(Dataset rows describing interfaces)

BEGIN

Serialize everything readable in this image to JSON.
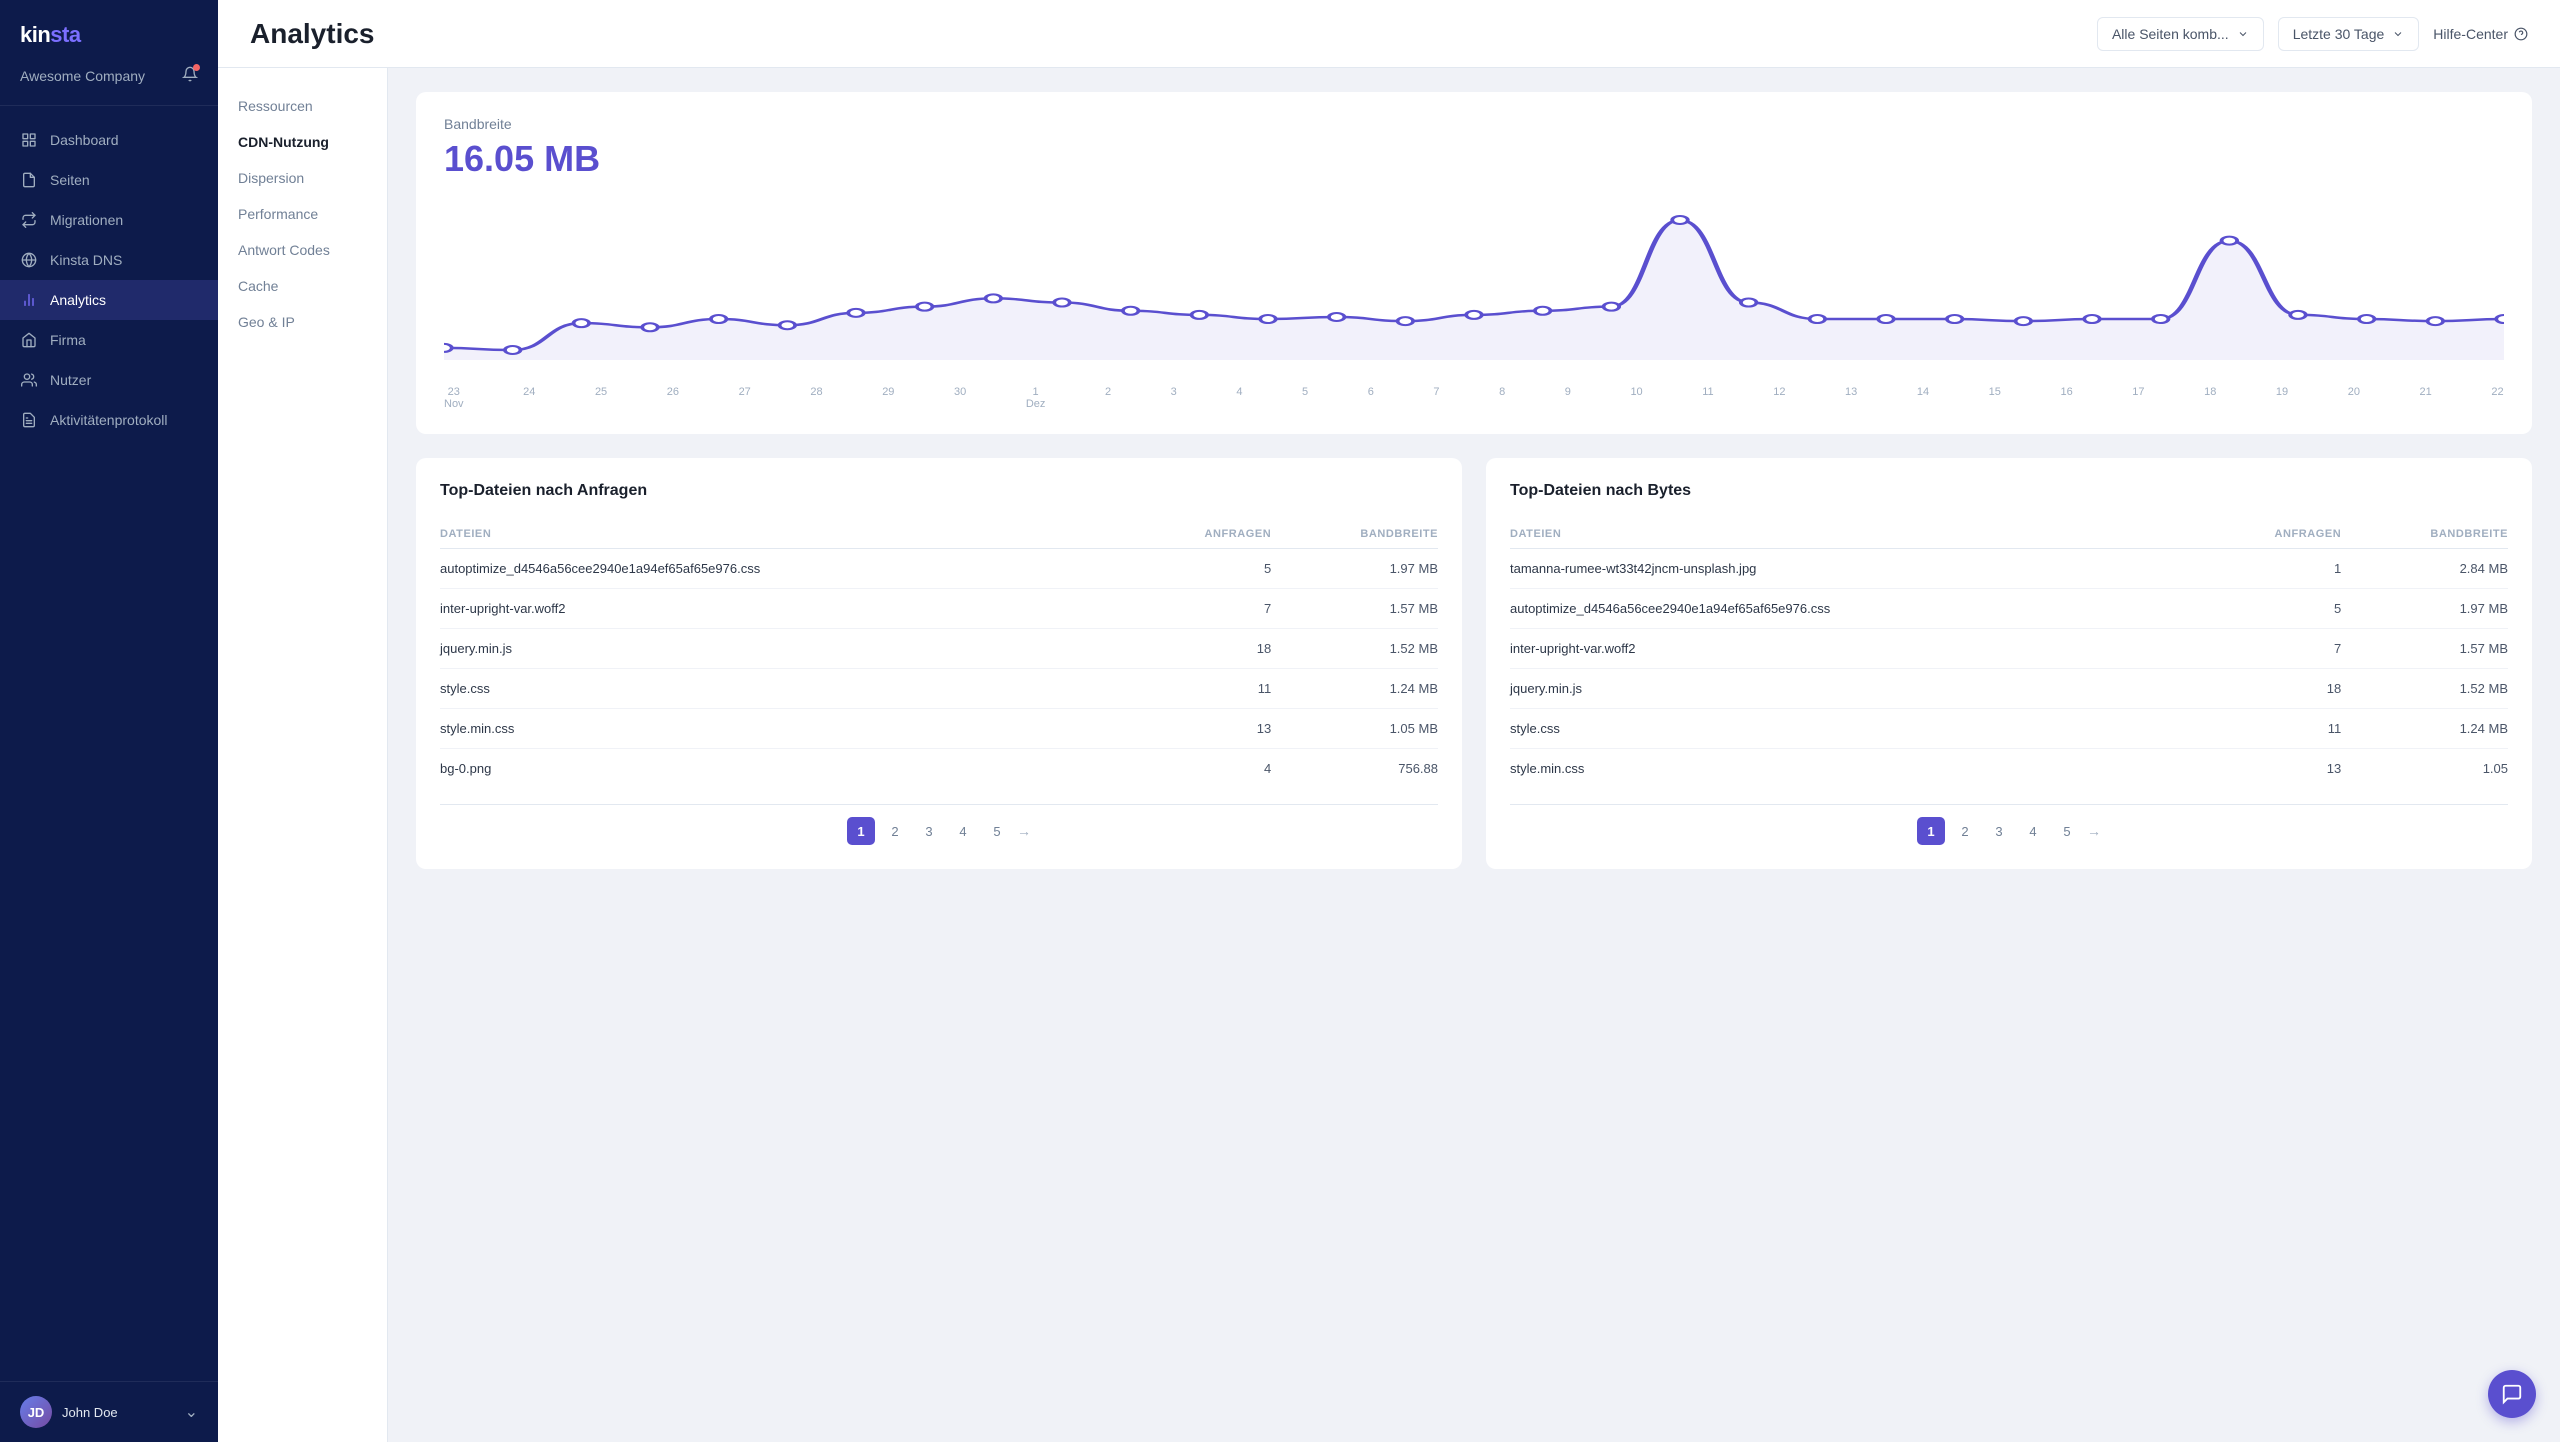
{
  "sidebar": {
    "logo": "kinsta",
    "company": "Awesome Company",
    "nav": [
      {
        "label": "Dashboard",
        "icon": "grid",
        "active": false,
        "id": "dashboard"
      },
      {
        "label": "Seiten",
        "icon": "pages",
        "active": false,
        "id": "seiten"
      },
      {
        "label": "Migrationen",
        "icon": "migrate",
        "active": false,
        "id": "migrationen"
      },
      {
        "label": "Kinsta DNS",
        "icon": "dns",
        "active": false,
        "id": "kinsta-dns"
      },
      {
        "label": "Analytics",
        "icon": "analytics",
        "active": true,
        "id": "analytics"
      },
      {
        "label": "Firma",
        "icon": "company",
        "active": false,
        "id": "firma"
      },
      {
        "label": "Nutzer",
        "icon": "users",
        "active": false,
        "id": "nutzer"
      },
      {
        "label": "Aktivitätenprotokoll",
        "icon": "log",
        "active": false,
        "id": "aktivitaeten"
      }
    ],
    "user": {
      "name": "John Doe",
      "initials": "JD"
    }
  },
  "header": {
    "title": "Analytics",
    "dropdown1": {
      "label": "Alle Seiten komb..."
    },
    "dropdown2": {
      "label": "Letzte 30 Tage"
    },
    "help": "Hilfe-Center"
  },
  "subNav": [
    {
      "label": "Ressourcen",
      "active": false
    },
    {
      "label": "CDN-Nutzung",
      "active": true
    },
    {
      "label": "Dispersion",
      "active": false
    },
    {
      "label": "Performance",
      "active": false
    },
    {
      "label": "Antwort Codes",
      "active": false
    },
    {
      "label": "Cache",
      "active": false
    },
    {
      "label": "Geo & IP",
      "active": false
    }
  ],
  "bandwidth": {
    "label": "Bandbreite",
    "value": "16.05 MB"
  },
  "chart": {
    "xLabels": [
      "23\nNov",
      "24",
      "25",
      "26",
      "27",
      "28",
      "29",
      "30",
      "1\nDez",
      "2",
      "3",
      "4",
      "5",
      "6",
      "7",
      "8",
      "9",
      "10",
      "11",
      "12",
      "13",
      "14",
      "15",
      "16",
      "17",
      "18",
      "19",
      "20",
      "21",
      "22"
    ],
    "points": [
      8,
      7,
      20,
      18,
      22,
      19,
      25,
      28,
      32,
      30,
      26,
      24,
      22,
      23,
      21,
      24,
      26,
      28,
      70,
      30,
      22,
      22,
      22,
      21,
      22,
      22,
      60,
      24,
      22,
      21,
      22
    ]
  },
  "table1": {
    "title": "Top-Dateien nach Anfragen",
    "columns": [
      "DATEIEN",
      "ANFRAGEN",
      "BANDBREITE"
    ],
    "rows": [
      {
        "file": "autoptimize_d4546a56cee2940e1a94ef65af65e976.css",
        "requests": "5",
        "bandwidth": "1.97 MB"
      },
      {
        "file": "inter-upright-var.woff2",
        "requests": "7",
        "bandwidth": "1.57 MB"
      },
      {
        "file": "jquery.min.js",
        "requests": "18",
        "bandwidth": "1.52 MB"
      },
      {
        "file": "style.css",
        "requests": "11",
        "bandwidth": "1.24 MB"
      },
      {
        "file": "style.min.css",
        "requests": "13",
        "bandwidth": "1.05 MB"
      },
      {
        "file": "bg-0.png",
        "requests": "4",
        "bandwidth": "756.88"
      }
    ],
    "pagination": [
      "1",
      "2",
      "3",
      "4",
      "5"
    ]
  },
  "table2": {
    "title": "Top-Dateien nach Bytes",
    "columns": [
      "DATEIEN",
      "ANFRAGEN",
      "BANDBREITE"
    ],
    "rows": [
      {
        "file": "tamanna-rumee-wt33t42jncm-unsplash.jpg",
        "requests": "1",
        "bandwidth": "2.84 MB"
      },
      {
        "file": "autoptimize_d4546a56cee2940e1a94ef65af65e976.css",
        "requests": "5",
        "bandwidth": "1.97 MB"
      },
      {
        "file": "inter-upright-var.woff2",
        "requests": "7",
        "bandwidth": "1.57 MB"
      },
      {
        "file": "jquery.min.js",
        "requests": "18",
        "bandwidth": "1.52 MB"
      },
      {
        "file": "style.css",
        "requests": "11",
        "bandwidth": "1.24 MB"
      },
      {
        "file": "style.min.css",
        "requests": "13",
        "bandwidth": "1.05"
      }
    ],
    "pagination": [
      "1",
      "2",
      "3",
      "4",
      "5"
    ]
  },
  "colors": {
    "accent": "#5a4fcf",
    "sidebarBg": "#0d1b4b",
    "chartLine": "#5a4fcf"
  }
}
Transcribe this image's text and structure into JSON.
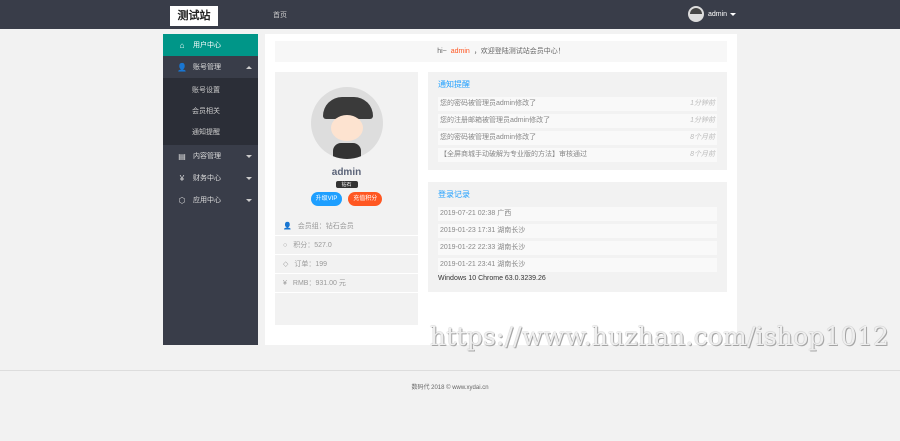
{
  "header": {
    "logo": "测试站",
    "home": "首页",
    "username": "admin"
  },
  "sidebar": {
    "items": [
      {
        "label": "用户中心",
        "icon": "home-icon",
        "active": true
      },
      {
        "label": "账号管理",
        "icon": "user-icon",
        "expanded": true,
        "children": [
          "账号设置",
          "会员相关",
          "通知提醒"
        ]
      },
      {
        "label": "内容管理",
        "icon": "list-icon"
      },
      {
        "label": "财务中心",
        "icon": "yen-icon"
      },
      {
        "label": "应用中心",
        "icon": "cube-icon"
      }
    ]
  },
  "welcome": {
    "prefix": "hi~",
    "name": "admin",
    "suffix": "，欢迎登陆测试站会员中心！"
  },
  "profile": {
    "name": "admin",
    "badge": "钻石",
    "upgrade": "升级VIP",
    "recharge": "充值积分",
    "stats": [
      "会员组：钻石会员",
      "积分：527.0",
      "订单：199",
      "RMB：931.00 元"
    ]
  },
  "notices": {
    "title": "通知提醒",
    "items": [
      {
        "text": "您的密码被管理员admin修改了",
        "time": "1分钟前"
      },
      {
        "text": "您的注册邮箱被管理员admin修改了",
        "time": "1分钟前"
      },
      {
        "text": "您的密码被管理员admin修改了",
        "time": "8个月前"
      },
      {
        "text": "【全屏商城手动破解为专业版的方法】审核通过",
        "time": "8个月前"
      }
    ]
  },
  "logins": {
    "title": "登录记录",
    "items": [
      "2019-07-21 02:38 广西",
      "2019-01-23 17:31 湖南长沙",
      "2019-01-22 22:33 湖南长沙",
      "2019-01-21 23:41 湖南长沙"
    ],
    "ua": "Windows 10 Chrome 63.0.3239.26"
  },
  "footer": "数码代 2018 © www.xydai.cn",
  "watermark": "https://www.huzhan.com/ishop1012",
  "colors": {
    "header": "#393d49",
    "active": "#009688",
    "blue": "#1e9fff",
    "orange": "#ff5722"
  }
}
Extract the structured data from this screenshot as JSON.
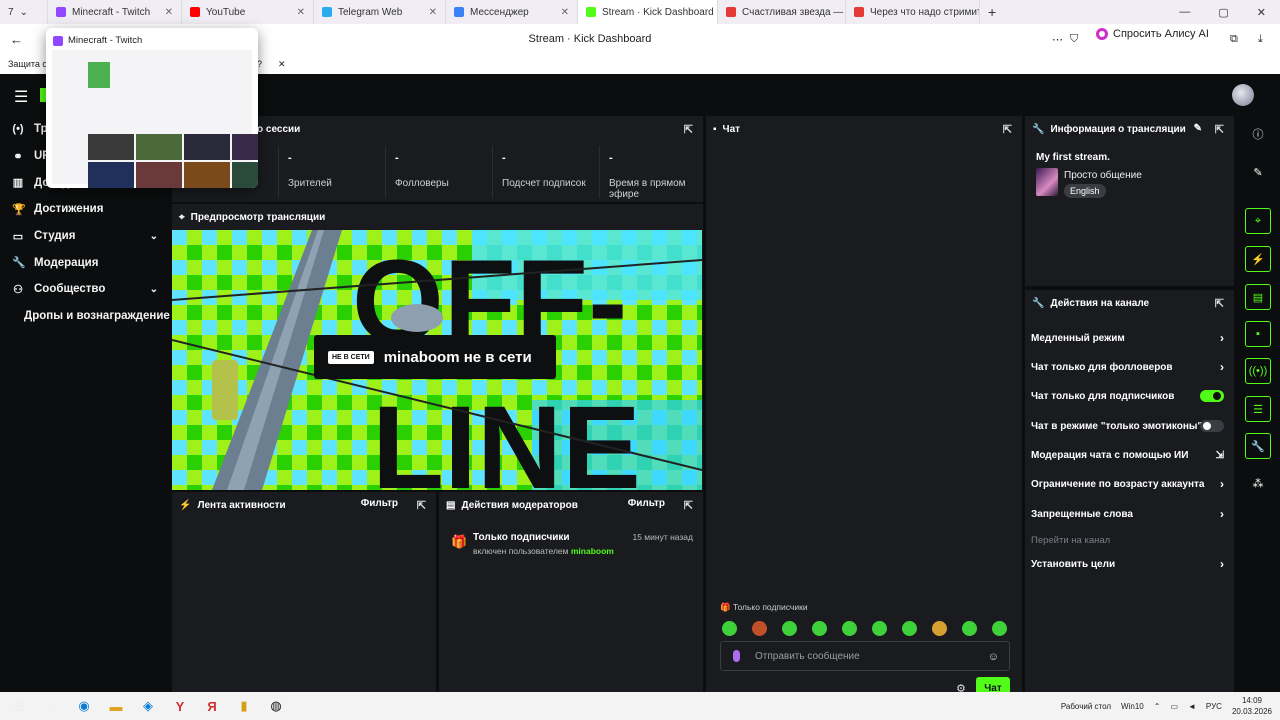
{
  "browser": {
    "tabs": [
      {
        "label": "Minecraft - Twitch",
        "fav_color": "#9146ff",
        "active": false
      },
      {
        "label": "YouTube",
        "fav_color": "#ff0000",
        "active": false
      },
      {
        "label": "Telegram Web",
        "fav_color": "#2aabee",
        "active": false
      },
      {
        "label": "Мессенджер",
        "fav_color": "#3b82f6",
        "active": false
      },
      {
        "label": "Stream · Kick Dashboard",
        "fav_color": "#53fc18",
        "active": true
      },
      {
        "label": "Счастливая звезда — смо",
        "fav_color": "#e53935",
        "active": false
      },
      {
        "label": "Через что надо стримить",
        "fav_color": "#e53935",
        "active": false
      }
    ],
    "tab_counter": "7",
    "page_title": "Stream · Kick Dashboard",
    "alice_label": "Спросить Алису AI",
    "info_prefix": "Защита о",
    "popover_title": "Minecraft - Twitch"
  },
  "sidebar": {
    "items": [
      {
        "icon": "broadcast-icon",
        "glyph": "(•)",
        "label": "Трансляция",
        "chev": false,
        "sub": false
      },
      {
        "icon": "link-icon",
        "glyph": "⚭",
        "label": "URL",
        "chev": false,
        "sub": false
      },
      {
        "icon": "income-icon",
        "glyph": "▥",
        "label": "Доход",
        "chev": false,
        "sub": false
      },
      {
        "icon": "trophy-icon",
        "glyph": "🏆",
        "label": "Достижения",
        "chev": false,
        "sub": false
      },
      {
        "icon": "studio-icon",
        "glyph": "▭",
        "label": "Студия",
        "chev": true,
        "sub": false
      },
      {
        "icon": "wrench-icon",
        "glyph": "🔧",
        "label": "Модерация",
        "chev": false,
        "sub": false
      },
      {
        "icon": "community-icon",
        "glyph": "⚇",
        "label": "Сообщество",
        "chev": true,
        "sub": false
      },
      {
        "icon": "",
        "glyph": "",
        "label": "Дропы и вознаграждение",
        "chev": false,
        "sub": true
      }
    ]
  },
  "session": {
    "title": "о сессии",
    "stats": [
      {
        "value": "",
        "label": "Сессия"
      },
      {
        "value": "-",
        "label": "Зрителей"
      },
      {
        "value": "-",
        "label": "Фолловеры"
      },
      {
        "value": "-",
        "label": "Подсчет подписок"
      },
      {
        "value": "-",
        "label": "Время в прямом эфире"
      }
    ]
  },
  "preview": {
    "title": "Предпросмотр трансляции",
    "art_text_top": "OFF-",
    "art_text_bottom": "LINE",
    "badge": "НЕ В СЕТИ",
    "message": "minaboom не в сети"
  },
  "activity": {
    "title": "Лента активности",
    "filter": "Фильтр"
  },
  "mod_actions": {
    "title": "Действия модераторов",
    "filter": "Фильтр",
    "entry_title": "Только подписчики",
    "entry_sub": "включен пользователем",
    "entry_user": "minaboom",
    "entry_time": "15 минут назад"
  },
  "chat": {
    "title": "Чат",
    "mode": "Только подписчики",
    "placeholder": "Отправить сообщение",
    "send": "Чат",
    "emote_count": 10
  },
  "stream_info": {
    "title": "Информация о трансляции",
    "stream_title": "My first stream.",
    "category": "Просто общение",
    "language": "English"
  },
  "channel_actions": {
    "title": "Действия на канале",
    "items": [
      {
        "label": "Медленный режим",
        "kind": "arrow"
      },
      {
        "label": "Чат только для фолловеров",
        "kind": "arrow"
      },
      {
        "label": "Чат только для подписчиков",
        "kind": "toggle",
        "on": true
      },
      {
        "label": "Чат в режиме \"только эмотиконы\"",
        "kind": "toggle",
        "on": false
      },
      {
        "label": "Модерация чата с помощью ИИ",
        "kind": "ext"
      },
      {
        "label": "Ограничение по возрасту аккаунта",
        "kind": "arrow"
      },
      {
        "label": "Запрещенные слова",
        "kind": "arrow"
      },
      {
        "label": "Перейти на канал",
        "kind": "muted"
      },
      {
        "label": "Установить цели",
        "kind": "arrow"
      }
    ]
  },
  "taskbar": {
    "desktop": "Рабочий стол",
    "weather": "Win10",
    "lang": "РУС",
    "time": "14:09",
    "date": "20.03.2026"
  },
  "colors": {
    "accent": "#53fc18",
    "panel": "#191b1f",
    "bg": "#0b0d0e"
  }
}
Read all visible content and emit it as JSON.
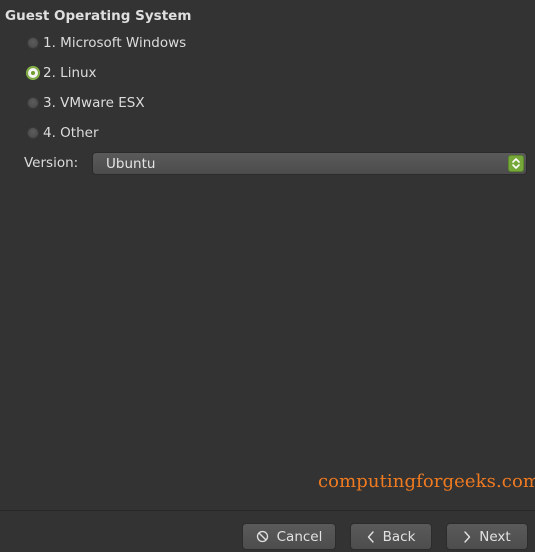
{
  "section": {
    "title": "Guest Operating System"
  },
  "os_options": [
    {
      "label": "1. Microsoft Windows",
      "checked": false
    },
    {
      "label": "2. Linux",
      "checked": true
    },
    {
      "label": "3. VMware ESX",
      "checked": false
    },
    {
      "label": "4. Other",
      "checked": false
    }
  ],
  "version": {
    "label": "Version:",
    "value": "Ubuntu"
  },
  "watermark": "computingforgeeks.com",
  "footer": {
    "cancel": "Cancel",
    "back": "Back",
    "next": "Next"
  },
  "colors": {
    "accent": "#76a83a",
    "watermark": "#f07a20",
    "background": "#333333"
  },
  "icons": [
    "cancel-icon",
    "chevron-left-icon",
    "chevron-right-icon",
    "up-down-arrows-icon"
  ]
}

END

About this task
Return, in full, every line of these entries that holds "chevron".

Exercise response
    "chevron-left-icon",
    "chevron-right-icon",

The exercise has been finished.